__PROBLEM__
Take the listing below and output it again exactly.

─── STUDY MATERIAL ───

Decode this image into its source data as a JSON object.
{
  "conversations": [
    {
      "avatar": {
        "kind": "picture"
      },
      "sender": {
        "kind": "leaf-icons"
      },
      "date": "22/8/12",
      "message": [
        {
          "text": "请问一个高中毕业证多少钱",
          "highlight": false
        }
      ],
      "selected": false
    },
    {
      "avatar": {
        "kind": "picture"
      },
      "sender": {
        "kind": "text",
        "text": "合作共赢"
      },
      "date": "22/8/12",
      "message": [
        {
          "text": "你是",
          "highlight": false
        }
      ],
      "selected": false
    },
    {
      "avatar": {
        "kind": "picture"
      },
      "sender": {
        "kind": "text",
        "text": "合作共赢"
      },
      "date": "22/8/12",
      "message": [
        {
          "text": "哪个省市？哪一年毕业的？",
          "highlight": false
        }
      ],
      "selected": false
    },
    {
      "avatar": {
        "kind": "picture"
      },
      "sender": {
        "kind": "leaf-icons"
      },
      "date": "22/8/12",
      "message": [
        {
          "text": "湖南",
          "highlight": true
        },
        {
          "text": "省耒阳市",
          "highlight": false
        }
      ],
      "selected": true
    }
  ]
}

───

__EXERCISE OUTPUT__
Decode this image into its source data as a JSON object.
{
  "conversations": [
    {
      "avatar": {
        "kind": "picture"
      },
      "sender": {
        "kind": "leaf-icons"
      },
      "date": "22/8/12",
      "message": [
        {
          "text": "请问一个高中毕业证多少钱",
          "highlight": false
        }
      ],
      "selected": false
    },
    {
      "avatar": {
        "kind": "picture"
      },
      "sender": {
        "kind": "text",
        "text": "合作共赢"
      },
      "date": "22/8/12",
      "message": [
        {
          "text": "你是",
          "highlight": false
        }
      ],
      "selected": false
    },
    {
      "avatar": {
        "kind": "picture"
      },
      "sender": {
        "kind": "text",
        "text": "合作共赢"
      },
      "date": "22/8/12",
      "message": [
        {
          "text": "哪个省市？哪一年毕业的？",
          "highlight": false
        }
      ],
      "selected": false
    },
    {
      "avatar": {
        "kind": "picture"
      },
      "sender": {
        "kind": "leaf-icons"
      },
      "date": "22/8/12",
      "message": [
        {
          "text": "湖南",
          "highlight": true
        },
        {
          "text": "省耒阳市",
          "highlight": false
        }
      ],
      "selected": true
    }
  ]
}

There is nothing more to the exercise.